Following on the heels of a similar lawsuit by Dallas County Texas, late last week, Geauga County Ohio filed a class action lawsuit against MERSCORP and a number of financial institutions. The suit suggests that MERS and its members wrongfully avoided recording mortgage assignments and as a consequence, they have adversely affected the accuracy of Ohio’s land records and deprived Ohio counties of recording fees. Among other remedies, the suit seeks declaratory relief that would effectively end the practice of using MERS to freeze mortgages.
The action was filed by the Geauga County Prosecuting Attorney on behalf of all eighty-eight Ohio counties.
The lawsuit claims that Ohio’s recording statutes require mortgage assignments to be “recorded in proper county recording offices” and “County recorders are required to collect nominal fees” for the service. The County further contends that, by failing to record intervening assignments, MERS and its members have “violated … Ohio’s statutory recording requirements,” they have “systematically broke[n] chains of land title throughout Ohio,” and as a consequence, they have “eviscerated the accuracy of Ohio counties’ public land records.”
In the suit, the County has requested a number of remedies, including a declaration that MERS’ business model and practices violate Ohio law. Additionally, the County has asked the trial court to order MERS and its members “to correct their failure to record each and every prior and future … mortgage assignment” and have them “pay attendant recording fees.”

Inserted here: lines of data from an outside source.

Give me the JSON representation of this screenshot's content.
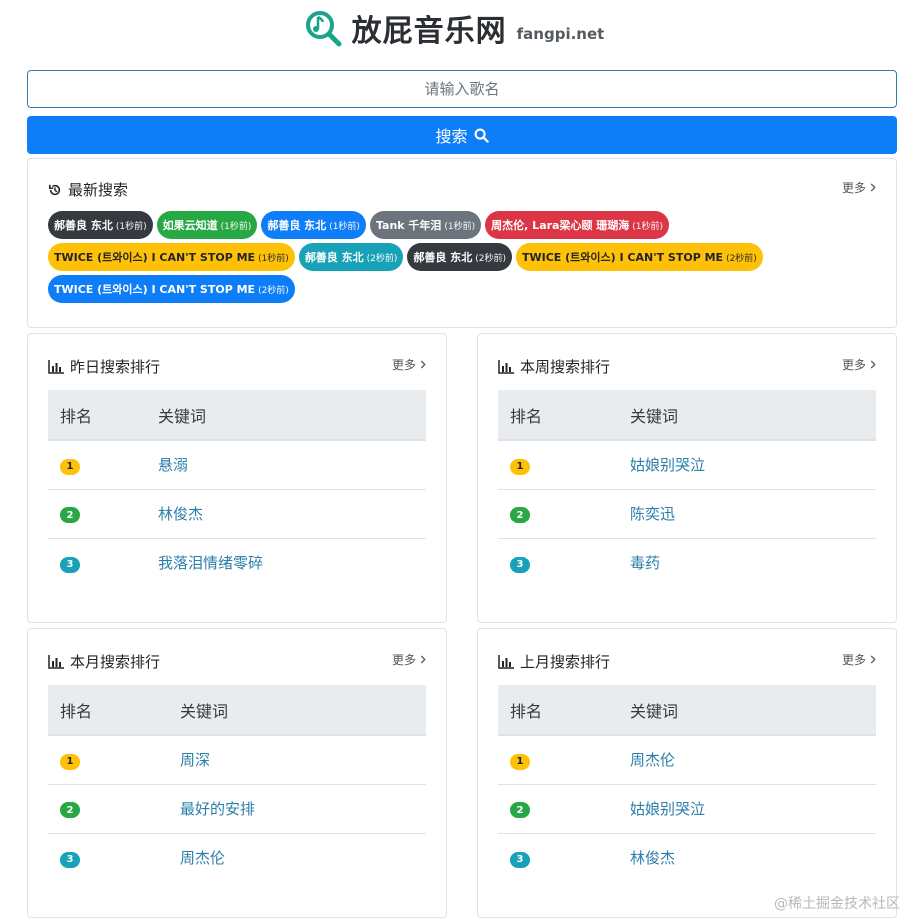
{
  "header": {
    "title": "放屁音乐网",
    "domain": "fangpi.net",
    "logo_icon": "music-search-icon",
    "logo_color": "#1aa58a"
  },
  "search": {
    "placeholder": "请输入歌名",
    "value": "",
    "button_label": "搜索"
  },
  "recent": {
    "title": "最新搜索",
    "more": "更多",
    "tags": [
      {
        "text": "郝善良 东北",
        "time": "(1秒前)",
        "color": "#343a40"
      },
      {
        "text": "如果云知道",
        "time": "(1秒前)",
        "color": "#28a745"
      },
      {
        "text": "郝善良 东北",
        "time": "(1秒前)",
        "color": "#0d7ef8"
      },
      {
        "text": "Tank 千年泪",
        "time": "(1秒前)",
        "color": "#6c757d"
      },
      {
        "text": "周杰伦, Lara梁心颐 珊瑚海",
        "time": "(1秒前)",
        "color": "#dc3545"
      },
      {
        "text": "TWICE (트와이스) I CAN'T STOP ME",
        "time": "(1秒前)",
        "color": "#ffc107"
      },
      {
        "text": "郝善良 东北",
        "time": "(2秒前)",
        "color": "#17a2b8"
      },
      {
        "text": "郝善良 东北",
        "time": "(2秒前)",
        "color": "#343a40"
      },
      {
        "text": "TWICE (트와이스) I CAN'T STOP ME",
        "time": "(2秒前)",
        "color": "#ffc107"
      },
      {
        "text": "TWICE (트와이스) I CAN'T STOP ME",
        "time": "(2秒前)",
        "color": "#0d7ef8"
      }
    ]
  },
  "rankings": [
    {
      "title": "昨日搜索排行",
      "more": "更多",
      "col_rank": "排名",
      "col_keyword": "关键词",
      "rows": [
        {
          "rank": "1",
          "keyword": "悬溺"
        },
        {
          "rank": "2",
          "keyword": "林俊杰"
        },
        {
          "rank": "3",
          "keyword": "我落泪情绪零碎"
        }
      ]
    },
    {
      "title": "本周搜索排行",
      "more": "更多",
      "col_rank": "排名",
      "col_keyword": "关键词",
      "rows": [
        {
          "rank": "1",
          "keyword": "姑娘别哭泣"
        },
        {
          "rank": "2",
          "keyword": "陈奕迅"
        },
        {
          "rank": "3",
          "keyword": "毒药"
        }
      ]
    },
    {
      "title": "本月搜索排行",
      "more": "更多",
      "col_rank": "排名",
      "col_keyword": "关键词",
      "rows": [
        {
          "rank": "1",
          "keyword": "周深"
        },
        {
          "rank": "2",
          "keyword": "最好的安排"
        },
        {
          "rank": "3",
          "keyword": "周杰伦"
        }
      ]
    },
    {
      "title": "上月搜索排行",
      "more": "更多",
      "col_rank": "排名",
      "col_keyword": "关键词",
      "rows": [
        {
          "rank": "1",
          "keyword": "周杰伦"
        },
        {
          "rank": "2",
          "keyword": "姑娘别哭泣"
        },
        {
          "rank": "3",
          "keyword": "林俊杰"
        }
      ]
    }
  ],
  "colors": {
    "primary": "#0d7ef8",
    "link": "#2b7fa8",
    "gold": "#ffc107",
    "green": "#28a745",
    "teal": "#17a2b8"
  },
  "watermark": "@稀土掘金技术社区"
}
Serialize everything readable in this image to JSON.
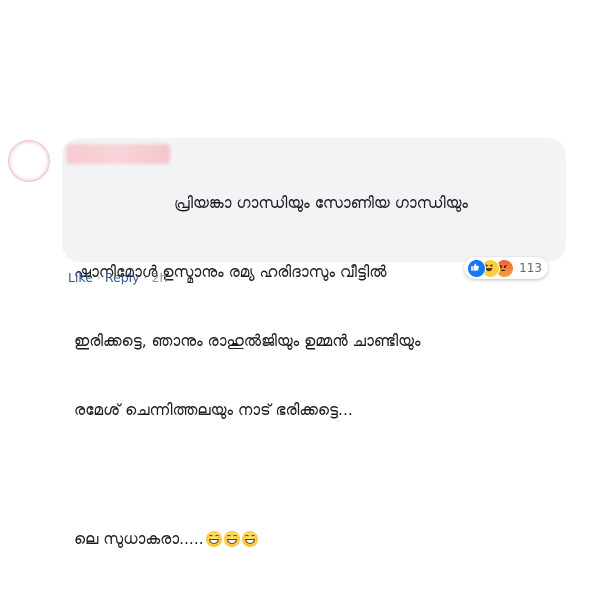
{
  "comment": {
    "lines": [
      "പ്രിയങ്കാ ഗാന്ധിയും സോണിയ ഗാന്ധിയും",
      "ഷാനിമോൾ ഉസ്മാനും രമ്യ ഹരിദാസും വീട്ടിൽ",
      "ഇരിക്കട്ടെ, ഞാനും രാഹുൽജിയും ഉമ്മൻ ചാണ്ടിയും",
      "രമേശ് ചെന്നിത്തലയും നാട് ഭരിക്കട്ടെ..."
    ],
    "closing": "ലെ സുധാകരാ.....",
    "closing_emoji": "grinning-face-emoji x3"
  },
  "reactions": {
    "icons": [
      "like-reaction-icon",
      "haha-reaction-icon",
      "angry-reaction-icon"
    ],
    "count": "113"
  },
  "actions": {
    "like": "Like",
    "reply": "Reply",
    "time": "2h",
    "separator": "·"
  },
  "colors": {
    "bubble": "#f2f3f5",
    "link": "#385898",
    "like_blue": "#1877f2"
  }
}
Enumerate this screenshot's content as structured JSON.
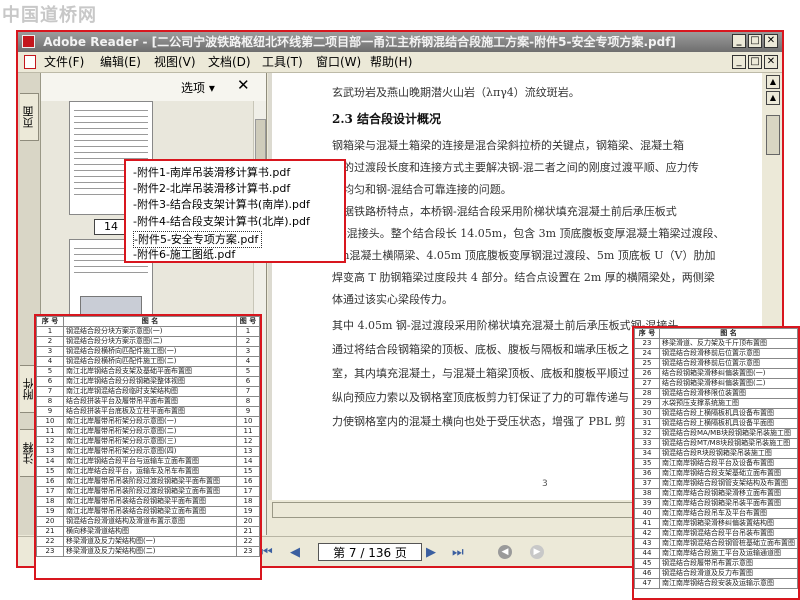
{
  "watermark": "中国道桥网",
  "window": {
    "title": "Adobe Reader - [二公司宁波铁路枢纽北环线第二项目部一甬江主桥钢混结合段施工方案-附件5-安全专项方案.pdf]",
    "btn_min": "_",
    "btn_max": "□",
    "btn_close": "✕"
  },
  "menu": {
    "file": "文件(F)",
    "edit": "编辑(E)",
    "view": "视图(V)",
    "document": "文档(D)",
    "tools": "工具(T)",
    "window": "窗口(W)",
    "help": "帮助(H)"
  },
  "sidebar": {
    "tab_pages": "页面",
    "tab_attach": "附件",
    "tab_comments": "注释"
  },
  "panel": {
    "options_label": "选项 ▾",
    "close_glyph": "✕",
    "page_label": "14"
  },
  "attachments": [
    "-附件1-南岸吊装滑移计算书.pdf",
    "-附件2-北岸吊装滑移计算书.pdf",
    "-附件3-结合段支架计算书(南岸).pdf",
    "-附件4-结合段支架计算书(北岸).pdf",
    "-附件5-安全专项方案.pdf",
    "-附件6-施工图纸.pdf"
  ],
  "doc": {
    "line0": "玄武玢岩及燕山晚期潜火山岩（λπγ4）流纹斑岩。",
    "heading": "2.3  结合段设计概况",
    "p1": [
      "    钢箱梁与混凝土箱梁的连接是混合梁斜拉桥的关键点，钢箱梁、混凝土箱",
      "梁的过渡段长度和连接方式主要解决钢-混二者之间的刚度过渡平顺、应力传",
      "递均匀和钢-混结合可靠连接的问题。",
      "    根据铁路桥特点，本桥钢-混结合段采用阶梯状填充混凝土前后承压板式",
      "钢-混接头。整个结合段长 14.05m，包含 3m 顶底腹板变厚混凝土箱梁过渡段、",
      "6m混凝土横隔梁、4.05m 顶底腹板变厚钢混过渡段、5m 顶底板 U（V）肋加",
      "焊变高 T 肋钢箱梁过度段共 4 部分。结合点设置在 2m 厚的横隔梁处，两侧梁",
      "体通过该实心梁段传力。"
    ],
    "p2": [
      "    其中 4.05m 钢-混过渡段采用阶梯状填充混凝土前后承压板式钢-混接头，",
      "通过将结合段钢箱梁的顶板、底板、腹板与隔板和端承压板之",
      "室，其内填充混凝土，与混凝土箱梁顶板、底板和腹板平顺过",
      "纵向预应力索以及钢格室顶底板剪力钉保证了力的可靠传递与",
      "力使钢格室内的混凝土横向也处于受压状态，增强了 PBL 剪"
    ],
    "page_number": "3"
  },
  "nav": {
    "page_display": "第 7 / 136 页"
  },
  "table_left": {
    "headers": [
      "序 号",
      "图 名",
      "图 号"
    ],
    "rows": [
      [
        "1",
        "钢混结合段分块方案示意图(一)",
        "1"
      ],
      [
        "2",
        "钢混结合段分块方案示意图(二)",
        "2"
      ],
      [
        "3",
        "钢混结合段横桥向匹配件施工图(一)",
        "3"
      ],
      [
        "4",
        "钢混结合段横桥向匹配件施工图(二)",
        "4"
      ],
      [
        "5",
        "南江北岸钢结合段支架及基础平面布置图",
        "5"
      ],
      [
        "6",
        "南江北岸钢结合段分段钢箱梁整体视图",
        "6"
      ],
      [
        "7",
        "南江北岸钢混结合段临时支架结构图",
        "7"
      ],
      [
        "8",
        "结合段拼装平台及履带吊平面布置图",
        "8"
      ],
      [
        "9",
        "结合段拼装平台底板及立柱平面布置图",
        "9"
      ],
      [
        "10",
        "南江北岸履带吊桁架分段示意图(一)",
        "10"
      ],
      [
        "11",
        "南江北岸履带吊桁架分段示意图(二)",
        "11"
      ],
      [
        "12",
        "南江北岸履带吊桁架分段示意图(三)",
        "12"
      ],
      [
        "13",
        "南江北岸履带吊桁架分段示意图(四)",
        "13"
      ],
      [
        "14",
        "南江北岸钢结合段平台与运输车立面布置图",
        "14"
      ],
      [
        "15",
        "南江北岸结合段平台，运输车及吊车布置图",
        "15"
      ],
      [
        "16",
        "南江北岸履带吊吊装阶段过渡段钢箱梁平面布置图",
        "16"
      ],
      [
        "17",
        "南江北岸履带吊吊装阶段过渡段钢箱梁立面布置图",
        "17"
      ],
      [
        "18",
        "南江北岸履带吊吊装结合段钢箱梁平面布置图",
        "18"
      ],
      [
        "19",
        "南江北岸履带吊吊装结合段钢箱梁立面布置图",
        "19"
      ],
      [
        "20",
        "钢混结合段滑道结构及滑道布置示意图",
        "20"
      ],
      [
        "21",
        "横向移梁滑道结构图",
        "21"
      ],
      [
        "22",
        "移梁滑道及反力架结构图(一)",
        "22"
      ],
      [
        "23",
        "移梁滑道及反力架结构图(二)",
        "23"
      ]
    ]
  },
  "table_right": {
    "headers": [
      "序 号",
      "图 名"
    ],
    "rows": [
      [
        "23",
        "移梁滑道、反力架及千斤顶布置图"
      ],
      [
        "24",
        "钢混结合段滑移前后位置示意图"
      ],
      [
        "25",
        "钢混结合段滑移前后位置示意图"
      ],
      [
        "26",
        "结合段钢箱梁滑移纠偏装置图(一)"
      ],
      [
        "27",
        "结合段钢箱梁滑移纠偏装置图(二)"
      ],
      [
        "28",
        "钢混结合段滑移限位装置图"
      ],
      [
        "29",
        "水袋预压支撑系统施工图"
      ],
      [
        "30",
        "钢混结合段上横隔板机具设备布置图"
      ],
      [
        "31",
        "钢混结合段上横隔板机具设备平面图"
      ],
      [
        "32",
        "钢混结合段MA/MB块段钢箱梁吊装施工图"
      ],
      [
        "33",
        "钢混结合段MT/M8块段钢箱梁吊装施工图"
      ],
      [
        "34",
        "钢混结合段R块段钢箱梁吊装施工图"
      ],
      [
        "35",
        "南江南岸钢结合段平台及设备布置图"
      ],
      [
        "36",
        "南江南岸钢结合段支架基础立面布置图"
      ],
      [
        "37",
        "南江南岸钢结合段钢管支架结构及布置图"
      ],
      [
        "38",
        "南江南岸结合段钢箱梁滑移立面布置图"
      ],
      [
        "39",
        "南江南岸结合段钢箱梁吊装平面布置图"
      ],
      [
        "40",
        "南江南岸结合段吊车及平台布置图"
      ],
      [
        "41",
        "南江南岸钢箱梁滑移纠偏装置结构图"
      ],
      [
        "42",
        "南江南岸钢混结合段平台吊装布置图"
      ],
      [
        "43",
        "南江南岸钢混结合段钢管桩基础立面布置图"
      ],
      [
        "44",
        "南江南岸结合段施工平台及运输通道图"
      ],
      [
        "45",
        "钢混结合段履带吊布置示意图"
      ],
      [
        "46",
        "钢混结合段滑道及反力布置图"
      ],
      [
        "47",
        "南江南岸钢结合段安装及运输示意图"
      ]
    ]
  }
}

As with any lawsuit of this nature and magnitude, we can expect that any examination of the merits will be preceded by lengthy and robust litigation of a number of procedural and jurisdictional issues. During this phase, we should learn more about the factual and legal basis of the County’s case. Be that as it may, at this point, there is little doubt that this lawsuit amounts to a direct challenge of the MERS model.